Read the records below and report each line in which "this" occurs.

+ + +

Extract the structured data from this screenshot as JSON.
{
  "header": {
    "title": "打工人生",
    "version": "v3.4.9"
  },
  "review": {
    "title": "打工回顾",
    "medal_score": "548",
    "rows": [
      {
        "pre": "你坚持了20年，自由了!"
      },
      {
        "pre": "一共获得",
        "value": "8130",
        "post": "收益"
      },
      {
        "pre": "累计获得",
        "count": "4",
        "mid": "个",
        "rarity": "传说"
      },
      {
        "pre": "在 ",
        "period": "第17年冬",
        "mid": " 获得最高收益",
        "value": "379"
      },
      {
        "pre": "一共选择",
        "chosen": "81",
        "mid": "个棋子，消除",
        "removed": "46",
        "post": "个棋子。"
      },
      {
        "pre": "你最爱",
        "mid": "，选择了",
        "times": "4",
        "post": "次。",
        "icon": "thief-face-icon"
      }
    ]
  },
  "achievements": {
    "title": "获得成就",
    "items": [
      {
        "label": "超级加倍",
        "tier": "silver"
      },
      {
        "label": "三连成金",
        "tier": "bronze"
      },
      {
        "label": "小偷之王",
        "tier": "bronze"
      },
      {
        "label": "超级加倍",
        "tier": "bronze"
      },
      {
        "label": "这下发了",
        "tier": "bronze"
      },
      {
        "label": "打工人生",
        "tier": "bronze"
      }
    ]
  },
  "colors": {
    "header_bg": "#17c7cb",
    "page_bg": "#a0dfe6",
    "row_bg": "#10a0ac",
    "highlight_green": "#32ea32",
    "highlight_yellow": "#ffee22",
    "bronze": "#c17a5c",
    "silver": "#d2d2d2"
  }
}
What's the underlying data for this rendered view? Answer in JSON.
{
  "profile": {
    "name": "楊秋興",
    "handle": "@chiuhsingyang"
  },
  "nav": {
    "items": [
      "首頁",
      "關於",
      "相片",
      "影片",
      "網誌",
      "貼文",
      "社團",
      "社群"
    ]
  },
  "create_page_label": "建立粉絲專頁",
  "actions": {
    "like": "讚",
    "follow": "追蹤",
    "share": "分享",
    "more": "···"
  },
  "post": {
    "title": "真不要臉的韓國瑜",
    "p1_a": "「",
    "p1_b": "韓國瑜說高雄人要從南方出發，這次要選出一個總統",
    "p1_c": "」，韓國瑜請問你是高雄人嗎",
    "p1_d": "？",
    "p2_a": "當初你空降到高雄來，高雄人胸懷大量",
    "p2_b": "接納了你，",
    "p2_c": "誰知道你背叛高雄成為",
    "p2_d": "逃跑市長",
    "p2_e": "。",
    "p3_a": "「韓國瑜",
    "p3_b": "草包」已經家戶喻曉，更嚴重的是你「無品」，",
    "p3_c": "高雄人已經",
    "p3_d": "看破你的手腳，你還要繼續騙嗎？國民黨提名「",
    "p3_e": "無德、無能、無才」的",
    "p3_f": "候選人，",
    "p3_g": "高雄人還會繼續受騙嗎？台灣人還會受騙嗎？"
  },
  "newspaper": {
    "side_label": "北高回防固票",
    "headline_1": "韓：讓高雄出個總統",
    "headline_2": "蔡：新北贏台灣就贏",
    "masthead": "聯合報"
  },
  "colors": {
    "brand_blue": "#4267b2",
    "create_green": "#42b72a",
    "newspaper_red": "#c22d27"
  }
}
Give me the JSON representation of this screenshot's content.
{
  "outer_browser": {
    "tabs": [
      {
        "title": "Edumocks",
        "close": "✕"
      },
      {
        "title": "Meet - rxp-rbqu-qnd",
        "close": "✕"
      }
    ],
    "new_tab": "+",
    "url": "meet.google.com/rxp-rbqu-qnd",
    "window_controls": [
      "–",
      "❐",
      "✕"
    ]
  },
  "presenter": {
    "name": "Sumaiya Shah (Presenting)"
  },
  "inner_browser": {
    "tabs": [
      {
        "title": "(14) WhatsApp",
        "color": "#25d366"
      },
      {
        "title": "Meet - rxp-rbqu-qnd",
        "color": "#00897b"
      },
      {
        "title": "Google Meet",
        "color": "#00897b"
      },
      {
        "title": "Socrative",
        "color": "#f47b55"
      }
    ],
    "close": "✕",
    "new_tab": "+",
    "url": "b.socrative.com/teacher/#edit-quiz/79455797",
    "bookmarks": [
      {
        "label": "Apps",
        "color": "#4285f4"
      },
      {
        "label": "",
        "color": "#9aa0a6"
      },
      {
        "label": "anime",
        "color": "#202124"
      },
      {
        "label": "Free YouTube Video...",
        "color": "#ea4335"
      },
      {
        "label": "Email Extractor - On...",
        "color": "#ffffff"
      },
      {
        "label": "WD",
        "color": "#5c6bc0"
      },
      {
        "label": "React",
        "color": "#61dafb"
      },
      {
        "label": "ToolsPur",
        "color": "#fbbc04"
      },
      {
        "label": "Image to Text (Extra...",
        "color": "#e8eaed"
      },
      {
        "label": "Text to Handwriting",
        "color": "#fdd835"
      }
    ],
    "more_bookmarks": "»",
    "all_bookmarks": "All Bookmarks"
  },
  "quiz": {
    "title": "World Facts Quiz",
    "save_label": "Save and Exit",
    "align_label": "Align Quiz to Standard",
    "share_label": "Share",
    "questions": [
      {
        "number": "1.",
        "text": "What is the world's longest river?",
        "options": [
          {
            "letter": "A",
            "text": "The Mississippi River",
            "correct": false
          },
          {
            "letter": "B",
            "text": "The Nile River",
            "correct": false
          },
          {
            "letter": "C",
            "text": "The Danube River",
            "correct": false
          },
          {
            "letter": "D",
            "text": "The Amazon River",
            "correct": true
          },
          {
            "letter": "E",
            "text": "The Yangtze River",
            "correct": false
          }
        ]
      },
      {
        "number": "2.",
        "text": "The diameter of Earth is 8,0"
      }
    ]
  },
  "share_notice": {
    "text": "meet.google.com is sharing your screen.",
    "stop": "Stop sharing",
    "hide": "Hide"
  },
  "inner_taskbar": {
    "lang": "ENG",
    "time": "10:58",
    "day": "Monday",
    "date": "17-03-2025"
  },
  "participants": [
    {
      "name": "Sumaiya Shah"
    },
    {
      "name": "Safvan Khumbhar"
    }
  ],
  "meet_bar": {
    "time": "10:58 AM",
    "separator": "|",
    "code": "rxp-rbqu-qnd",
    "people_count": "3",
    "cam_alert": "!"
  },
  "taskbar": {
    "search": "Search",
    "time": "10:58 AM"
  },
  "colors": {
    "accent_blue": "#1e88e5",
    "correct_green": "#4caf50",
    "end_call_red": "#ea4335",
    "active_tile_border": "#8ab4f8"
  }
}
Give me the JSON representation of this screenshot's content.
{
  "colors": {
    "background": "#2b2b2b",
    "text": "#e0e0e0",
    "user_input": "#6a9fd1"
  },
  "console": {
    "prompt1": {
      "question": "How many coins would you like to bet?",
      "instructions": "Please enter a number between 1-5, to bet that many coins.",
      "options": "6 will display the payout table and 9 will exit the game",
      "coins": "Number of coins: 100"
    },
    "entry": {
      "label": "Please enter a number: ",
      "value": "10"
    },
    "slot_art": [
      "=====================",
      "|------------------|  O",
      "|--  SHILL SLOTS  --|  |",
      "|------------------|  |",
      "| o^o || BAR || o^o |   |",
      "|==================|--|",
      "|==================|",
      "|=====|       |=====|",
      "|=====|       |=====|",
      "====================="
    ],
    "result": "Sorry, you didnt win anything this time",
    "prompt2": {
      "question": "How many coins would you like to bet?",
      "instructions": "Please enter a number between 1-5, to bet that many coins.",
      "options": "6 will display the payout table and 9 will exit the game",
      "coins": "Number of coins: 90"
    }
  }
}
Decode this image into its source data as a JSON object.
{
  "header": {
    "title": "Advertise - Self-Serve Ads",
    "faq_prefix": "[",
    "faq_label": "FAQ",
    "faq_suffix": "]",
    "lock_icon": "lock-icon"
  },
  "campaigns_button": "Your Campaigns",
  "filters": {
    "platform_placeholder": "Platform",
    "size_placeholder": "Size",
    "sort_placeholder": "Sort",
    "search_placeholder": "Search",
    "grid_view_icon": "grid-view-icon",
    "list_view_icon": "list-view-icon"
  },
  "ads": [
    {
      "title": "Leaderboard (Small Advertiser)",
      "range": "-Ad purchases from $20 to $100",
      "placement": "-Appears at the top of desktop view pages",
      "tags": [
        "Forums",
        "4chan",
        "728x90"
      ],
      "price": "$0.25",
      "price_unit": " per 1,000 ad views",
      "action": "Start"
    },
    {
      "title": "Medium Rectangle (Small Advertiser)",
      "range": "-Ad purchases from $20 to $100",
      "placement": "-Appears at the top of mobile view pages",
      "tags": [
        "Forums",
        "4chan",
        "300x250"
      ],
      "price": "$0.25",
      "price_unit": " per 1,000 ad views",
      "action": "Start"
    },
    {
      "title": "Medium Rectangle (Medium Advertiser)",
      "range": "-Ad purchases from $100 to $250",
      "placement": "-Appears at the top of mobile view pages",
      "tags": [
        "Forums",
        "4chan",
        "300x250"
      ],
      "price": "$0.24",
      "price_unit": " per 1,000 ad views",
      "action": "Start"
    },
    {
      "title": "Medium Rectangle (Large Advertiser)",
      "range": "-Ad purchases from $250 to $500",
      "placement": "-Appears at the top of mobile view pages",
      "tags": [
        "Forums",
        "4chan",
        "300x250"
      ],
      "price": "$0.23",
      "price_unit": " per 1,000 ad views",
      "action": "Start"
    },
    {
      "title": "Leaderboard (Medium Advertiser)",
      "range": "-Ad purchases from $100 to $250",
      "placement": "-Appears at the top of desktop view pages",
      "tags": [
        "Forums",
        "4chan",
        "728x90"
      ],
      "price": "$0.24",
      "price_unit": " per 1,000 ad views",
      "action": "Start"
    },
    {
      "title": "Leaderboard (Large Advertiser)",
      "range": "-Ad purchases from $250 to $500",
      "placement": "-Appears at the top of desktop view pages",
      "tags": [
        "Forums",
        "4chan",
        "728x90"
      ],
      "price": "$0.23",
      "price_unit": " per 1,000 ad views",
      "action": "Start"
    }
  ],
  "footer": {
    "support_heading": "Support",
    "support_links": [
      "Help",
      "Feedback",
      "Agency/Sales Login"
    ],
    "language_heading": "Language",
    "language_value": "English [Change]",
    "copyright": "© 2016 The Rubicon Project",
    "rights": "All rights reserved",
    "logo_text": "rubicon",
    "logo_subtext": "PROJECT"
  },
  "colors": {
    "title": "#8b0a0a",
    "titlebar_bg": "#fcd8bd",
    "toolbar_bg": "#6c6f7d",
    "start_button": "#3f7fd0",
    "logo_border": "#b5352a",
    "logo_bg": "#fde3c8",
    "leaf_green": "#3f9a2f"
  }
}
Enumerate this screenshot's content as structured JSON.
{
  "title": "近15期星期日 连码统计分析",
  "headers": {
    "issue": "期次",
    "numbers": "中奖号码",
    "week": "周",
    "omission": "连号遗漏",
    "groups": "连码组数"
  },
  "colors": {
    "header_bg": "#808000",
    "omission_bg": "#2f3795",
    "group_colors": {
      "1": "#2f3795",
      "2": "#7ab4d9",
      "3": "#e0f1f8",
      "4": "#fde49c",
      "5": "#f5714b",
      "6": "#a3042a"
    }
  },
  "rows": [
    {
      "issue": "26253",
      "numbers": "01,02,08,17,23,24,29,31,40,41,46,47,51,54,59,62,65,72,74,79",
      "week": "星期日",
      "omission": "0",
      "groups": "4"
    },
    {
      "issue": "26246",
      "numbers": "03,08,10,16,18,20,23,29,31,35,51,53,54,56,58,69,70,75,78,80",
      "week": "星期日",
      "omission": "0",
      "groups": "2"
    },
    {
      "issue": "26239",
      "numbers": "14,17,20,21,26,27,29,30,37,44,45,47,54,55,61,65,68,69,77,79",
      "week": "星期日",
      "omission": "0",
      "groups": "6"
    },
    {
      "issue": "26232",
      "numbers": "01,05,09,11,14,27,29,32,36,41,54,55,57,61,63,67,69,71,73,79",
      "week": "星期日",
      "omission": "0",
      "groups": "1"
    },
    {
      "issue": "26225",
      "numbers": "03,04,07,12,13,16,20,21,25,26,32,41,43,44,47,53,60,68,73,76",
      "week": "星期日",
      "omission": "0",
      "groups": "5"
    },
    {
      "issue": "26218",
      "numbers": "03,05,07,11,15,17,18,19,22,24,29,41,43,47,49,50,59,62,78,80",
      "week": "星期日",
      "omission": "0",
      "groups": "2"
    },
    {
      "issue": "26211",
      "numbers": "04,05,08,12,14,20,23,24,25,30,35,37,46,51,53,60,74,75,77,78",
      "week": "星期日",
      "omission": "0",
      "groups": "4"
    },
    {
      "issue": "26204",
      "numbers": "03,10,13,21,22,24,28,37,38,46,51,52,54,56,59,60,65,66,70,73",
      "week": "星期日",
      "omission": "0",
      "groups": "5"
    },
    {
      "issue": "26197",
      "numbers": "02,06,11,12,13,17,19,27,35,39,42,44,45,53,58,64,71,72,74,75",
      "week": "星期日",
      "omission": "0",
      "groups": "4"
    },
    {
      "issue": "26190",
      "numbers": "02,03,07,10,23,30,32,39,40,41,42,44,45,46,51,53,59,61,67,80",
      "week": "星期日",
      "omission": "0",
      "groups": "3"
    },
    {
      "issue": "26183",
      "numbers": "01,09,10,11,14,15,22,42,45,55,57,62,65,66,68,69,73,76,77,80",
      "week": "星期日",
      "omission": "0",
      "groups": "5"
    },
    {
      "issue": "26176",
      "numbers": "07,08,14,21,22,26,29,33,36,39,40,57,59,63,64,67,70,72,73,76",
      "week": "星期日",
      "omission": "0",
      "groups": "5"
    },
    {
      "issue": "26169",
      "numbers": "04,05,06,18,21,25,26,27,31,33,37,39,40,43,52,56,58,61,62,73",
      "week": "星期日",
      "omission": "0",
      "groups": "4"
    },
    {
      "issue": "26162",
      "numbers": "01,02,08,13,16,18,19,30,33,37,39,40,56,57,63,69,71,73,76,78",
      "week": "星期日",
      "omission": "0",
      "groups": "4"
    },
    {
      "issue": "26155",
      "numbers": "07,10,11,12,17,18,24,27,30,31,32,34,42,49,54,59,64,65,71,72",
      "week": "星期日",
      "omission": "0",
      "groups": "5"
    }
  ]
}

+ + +

### Worked solution
Extract the structured data from this screenshot as JSON.
What's the underlying data for this rendered view? Answer in JSON.
Give me the JSON representation of this screenshot's content.
Give me the JSON representation of this screenshot's content.
    "result": "Sorry, you didnt win anything this time",
Decode this image into its source data as a JSON object.
Enumerate this screenshot's content as structured JSON.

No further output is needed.